= DIRECTIONS FOR THIS TASK =
Every line with the string "noise" in it belongs in your answer, so copy them all from the data.

= EXTRACTED MATERIAL =
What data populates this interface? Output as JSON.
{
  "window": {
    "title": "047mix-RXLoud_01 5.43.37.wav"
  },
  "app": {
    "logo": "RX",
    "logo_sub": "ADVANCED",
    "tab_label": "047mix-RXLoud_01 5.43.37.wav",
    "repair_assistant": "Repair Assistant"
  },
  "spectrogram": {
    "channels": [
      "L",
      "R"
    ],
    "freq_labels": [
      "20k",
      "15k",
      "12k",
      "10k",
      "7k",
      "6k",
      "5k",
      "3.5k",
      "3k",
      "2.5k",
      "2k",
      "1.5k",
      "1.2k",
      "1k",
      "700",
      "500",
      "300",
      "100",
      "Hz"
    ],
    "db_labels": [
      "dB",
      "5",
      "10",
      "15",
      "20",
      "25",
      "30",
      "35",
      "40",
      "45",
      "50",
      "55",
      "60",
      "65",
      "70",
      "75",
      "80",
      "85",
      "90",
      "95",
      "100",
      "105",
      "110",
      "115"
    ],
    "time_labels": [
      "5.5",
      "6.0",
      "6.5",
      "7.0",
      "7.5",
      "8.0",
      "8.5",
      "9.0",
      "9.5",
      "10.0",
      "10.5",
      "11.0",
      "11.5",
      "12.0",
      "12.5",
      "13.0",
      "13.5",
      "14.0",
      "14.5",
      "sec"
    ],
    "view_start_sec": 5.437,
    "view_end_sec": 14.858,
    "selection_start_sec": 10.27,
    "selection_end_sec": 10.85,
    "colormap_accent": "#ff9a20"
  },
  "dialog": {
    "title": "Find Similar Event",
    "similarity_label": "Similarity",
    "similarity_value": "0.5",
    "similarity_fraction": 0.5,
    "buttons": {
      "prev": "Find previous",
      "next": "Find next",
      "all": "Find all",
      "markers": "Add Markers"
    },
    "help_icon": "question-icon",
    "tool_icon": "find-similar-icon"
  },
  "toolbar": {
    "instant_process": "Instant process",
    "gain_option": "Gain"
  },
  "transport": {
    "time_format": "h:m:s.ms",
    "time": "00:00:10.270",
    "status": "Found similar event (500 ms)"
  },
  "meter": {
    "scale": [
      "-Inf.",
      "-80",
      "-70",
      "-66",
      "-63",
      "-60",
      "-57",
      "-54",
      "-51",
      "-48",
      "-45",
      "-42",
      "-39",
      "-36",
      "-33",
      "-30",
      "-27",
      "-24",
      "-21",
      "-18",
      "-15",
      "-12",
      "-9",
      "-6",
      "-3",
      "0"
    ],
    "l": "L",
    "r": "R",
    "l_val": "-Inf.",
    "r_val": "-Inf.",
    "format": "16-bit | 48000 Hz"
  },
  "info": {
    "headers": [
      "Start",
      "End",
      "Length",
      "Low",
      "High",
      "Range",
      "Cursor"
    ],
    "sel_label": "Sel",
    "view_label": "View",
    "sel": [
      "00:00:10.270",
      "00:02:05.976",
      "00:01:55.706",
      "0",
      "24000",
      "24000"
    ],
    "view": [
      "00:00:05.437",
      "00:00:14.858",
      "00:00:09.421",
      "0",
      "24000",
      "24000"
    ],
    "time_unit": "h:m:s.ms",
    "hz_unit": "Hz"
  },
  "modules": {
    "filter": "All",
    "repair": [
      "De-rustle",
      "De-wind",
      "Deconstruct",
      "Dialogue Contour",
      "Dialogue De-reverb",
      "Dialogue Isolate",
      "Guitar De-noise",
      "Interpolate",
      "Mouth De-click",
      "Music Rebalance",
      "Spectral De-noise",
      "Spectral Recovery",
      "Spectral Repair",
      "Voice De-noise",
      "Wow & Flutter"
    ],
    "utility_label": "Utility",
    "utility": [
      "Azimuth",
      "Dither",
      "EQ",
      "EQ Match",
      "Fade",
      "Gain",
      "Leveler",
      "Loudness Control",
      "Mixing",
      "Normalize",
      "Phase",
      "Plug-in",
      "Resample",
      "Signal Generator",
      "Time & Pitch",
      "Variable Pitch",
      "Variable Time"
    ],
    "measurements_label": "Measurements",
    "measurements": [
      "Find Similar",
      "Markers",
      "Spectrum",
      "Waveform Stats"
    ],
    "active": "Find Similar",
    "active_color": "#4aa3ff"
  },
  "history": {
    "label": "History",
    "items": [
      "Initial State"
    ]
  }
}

= FINAL ANSWER =
      "Guitar De-noise",
      "Spectral De-noise",
      "Voice De-noise",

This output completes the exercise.